▶ **INFORMATION**:
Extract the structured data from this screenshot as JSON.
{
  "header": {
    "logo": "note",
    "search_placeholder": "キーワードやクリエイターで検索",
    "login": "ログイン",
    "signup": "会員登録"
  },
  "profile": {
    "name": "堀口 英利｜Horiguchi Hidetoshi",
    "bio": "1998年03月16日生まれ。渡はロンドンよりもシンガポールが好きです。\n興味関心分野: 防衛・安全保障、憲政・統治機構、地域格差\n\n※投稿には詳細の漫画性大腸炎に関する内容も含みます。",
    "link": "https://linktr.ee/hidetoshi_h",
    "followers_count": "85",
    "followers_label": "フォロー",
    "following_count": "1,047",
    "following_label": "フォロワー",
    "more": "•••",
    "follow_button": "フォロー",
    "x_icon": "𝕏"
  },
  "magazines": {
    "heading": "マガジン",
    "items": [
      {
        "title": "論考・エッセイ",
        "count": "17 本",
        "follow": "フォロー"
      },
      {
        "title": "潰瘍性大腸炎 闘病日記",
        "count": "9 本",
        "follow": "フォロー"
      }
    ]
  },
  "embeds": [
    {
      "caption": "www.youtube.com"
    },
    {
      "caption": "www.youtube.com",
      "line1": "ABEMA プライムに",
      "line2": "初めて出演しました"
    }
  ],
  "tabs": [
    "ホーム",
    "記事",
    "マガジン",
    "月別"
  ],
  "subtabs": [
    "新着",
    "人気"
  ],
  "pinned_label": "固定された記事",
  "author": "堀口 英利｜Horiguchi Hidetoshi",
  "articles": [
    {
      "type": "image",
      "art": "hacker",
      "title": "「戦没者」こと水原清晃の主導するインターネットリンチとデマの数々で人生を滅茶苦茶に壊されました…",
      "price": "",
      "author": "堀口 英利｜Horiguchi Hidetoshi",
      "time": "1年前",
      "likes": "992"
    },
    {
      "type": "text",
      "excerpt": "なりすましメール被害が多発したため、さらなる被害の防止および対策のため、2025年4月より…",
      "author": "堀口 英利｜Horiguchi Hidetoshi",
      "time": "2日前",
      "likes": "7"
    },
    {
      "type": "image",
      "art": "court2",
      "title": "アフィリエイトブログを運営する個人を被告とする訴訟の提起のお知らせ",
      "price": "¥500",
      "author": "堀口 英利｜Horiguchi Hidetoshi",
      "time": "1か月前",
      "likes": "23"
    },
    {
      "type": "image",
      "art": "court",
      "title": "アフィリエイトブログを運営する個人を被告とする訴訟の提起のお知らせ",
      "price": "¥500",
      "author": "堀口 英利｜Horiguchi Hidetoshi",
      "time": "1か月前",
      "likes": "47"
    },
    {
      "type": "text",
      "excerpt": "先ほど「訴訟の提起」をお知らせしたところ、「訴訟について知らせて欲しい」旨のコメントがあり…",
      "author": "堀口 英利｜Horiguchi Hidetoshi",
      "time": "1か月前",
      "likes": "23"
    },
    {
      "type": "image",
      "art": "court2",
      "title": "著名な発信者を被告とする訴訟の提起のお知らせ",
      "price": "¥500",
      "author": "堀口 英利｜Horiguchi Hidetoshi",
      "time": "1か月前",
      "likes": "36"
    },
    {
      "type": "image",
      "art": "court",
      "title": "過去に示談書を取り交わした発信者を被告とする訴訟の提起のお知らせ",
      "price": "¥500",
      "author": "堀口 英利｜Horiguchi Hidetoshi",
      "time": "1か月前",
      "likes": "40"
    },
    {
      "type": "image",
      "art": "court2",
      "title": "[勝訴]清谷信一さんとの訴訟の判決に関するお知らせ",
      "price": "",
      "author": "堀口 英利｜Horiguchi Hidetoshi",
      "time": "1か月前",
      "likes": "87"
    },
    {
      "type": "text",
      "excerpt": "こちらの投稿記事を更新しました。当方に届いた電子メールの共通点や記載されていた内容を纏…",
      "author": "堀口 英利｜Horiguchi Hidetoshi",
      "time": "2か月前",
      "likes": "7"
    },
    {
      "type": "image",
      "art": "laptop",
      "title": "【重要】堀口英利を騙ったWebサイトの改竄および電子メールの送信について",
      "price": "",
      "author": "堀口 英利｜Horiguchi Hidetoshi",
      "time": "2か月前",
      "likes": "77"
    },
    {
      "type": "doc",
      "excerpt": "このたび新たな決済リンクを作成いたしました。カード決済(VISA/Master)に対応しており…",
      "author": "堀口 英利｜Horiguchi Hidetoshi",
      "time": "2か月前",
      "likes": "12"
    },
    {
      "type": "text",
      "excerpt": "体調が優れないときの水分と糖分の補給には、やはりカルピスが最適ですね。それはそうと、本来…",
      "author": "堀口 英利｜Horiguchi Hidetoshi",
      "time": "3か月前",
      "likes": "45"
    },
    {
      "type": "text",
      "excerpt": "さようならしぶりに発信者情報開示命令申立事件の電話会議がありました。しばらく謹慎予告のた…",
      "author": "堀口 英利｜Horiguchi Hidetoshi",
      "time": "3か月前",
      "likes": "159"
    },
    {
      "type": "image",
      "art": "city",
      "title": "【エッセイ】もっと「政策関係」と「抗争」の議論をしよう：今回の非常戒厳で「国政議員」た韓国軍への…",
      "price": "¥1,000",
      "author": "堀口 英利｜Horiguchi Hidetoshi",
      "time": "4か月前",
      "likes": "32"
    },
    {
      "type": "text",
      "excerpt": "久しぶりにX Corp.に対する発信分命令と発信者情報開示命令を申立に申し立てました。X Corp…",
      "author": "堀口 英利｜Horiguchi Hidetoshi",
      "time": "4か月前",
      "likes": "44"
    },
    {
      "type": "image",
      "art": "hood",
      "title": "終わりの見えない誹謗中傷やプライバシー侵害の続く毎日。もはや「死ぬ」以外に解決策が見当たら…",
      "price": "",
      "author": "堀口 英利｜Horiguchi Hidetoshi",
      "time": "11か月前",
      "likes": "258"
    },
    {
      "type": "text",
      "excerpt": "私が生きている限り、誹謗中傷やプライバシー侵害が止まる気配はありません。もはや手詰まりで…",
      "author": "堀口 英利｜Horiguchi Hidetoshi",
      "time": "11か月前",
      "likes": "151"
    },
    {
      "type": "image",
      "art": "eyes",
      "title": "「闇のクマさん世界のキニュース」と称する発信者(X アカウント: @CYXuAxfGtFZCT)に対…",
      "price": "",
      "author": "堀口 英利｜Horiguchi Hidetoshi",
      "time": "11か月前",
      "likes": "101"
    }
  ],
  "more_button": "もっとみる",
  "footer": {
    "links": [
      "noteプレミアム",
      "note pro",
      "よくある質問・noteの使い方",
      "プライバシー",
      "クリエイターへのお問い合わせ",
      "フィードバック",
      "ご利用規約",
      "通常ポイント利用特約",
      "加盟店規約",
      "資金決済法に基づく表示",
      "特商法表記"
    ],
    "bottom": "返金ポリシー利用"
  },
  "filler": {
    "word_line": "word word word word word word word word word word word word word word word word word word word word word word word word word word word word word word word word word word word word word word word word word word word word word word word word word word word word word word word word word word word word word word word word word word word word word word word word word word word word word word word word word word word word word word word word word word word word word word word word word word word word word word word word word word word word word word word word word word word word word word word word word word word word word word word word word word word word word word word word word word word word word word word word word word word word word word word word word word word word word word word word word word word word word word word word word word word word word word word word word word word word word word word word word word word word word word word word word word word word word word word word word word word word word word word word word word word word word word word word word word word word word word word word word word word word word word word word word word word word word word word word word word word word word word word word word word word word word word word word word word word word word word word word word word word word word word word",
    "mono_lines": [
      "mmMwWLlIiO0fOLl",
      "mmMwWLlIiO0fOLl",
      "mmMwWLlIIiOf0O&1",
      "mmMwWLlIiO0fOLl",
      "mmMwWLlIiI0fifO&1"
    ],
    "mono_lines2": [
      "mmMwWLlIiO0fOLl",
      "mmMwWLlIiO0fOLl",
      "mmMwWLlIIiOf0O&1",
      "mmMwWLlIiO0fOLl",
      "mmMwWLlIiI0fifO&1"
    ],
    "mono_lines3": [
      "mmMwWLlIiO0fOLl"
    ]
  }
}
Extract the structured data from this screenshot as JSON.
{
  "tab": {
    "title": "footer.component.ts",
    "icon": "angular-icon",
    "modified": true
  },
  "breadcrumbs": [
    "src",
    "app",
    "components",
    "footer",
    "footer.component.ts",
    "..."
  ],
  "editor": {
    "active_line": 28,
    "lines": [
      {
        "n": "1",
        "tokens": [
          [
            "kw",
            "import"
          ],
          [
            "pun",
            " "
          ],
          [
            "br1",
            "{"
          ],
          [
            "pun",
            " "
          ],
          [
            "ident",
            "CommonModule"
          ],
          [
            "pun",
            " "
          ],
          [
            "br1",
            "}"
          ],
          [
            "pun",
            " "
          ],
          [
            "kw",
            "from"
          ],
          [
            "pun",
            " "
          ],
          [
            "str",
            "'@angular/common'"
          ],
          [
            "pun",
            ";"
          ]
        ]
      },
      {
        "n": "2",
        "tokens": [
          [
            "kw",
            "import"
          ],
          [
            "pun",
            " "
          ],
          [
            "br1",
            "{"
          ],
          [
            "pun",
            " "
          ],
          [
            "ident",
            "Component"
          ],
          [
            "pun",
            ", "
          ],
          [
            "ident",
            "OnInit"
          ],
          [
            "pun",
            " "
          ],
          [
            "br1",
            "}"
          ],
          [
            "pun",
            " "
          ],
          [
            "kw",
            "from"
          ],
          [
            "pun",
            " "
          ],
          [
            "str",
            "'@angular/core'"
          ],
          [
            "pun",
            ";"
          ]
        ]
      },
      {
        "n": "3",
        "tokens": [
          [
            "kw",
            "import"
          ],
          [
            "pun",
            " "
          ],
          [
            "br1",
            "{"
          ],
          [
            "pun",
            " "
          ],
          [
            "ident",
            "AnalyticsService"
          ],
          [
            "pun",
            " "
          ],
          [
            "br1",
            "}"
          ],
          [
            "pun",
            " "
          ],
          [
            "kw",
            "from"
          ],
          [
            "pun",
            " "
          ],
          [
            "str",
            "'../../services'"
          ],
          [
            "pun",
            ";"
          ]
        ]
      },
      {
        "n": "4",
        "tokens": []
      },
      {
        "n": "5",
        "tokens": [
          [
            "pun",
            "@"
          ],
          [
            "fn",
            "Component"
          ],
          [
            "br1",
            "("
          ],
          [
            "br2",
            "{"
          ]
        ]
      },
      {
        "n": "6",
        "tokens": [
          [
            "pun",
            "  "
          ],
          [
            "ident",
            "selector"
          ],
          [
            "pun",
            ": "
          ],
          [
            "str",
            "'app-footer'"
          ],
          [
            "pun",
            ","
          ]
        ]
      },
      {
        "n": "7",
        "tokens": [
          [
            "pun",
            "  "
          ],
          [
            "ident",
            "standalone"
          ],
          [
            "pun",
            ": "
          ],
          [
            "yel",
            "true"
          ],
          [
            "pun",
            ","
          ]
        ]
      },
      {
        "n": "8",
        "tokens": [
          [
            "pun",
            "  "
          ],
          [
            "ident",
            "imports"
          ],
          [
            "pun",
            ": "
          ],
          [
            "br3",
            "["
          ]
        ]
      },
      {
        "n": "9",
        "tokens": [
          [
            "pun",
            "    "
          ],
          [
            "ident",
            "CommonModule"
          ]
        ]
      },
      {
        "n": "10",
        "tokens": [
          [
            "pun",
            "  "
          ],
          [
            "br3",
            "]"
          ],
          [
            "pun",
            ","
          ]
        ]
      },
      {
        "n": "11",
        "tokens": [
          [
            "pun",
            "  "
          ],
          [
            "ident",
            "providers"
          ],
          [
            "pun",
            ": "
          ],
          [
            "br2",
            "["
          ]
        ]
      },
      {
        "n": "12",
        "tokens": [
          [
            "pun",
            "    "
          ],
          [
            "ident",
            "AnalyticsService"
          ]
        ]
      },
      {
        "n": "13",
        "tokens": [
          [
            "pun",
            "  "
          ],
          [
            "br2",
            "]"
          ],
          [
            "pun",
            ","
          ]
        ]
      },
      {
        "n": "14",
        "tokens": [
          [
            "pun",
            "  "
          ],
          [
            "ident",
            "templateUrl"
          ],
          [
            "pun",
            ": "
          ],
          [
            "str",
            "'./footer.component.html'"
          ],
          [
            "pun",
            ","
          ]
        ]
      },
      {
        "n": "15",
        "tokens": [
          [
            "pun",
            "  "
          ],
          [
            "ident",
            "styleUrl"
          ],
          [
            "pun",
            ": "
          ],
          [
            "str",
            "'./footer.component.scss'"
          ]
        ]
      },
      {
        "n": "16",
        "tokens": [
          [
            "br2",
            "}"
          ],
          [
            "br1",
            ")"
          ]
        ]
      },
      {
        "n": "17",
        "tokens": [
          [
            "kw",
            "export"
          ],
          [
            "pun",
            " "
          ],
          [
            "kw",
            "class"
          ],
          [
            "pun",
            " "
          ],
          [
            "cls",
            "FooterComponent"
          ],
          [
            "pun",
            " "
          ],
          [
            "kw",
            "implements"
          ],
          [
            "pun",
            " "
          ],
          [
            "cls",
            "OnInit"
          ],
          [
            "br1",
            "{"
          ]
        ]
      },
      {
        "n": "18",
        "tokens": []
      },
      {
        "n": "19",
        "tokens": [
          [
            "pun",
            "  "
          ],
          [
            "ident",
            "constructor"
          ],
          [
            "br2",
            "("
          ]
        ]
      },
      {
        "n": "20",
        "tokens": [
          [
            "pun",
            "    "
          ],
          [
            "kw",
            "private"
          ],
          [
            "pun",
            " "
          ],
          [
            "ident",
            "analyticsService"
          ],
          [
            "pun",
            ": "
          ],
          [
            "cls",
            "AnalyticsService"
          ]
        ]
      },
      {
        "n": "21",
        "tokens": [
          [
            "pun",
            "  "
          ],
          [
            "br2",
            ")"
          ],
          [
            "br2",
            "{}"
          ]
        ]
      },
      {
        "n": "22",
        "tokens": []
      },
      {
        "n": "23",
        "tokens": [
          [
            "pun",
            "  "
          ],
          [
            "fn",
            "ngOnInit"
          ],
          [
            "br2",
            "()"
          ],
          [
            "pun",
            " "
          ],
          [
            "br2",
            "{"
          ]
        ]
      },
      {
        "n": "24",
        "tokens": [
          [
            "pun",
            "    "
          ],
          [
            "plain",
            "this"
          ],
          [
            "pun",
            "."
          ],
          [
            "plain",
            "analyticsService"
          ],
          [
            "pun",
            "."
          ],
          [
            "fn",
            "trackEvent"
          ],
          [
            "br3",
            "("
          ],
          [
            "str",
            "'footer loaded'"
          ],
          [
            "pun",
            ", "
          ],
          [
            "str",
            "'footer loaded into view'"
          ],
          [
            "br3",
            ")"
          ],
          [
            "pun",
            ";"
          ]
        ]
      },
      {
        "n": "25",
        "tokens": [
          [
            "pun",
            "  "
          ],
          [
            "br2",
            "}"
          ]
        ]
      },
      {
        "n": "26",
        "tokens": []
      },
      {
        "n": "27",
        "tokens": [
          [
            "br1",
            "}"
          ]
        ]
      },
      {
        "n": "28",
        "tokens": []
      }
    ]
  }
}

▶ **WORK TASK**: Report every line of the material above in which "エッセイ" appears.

▶ **COMPLETED TASK**:
        "title": "論考・エッセイ",
      "title": "【エッセイ】もっと「政策関係」と「抗争」の議論をしよう：今回の非常戒厳で「国政議員」た韓国軍への…",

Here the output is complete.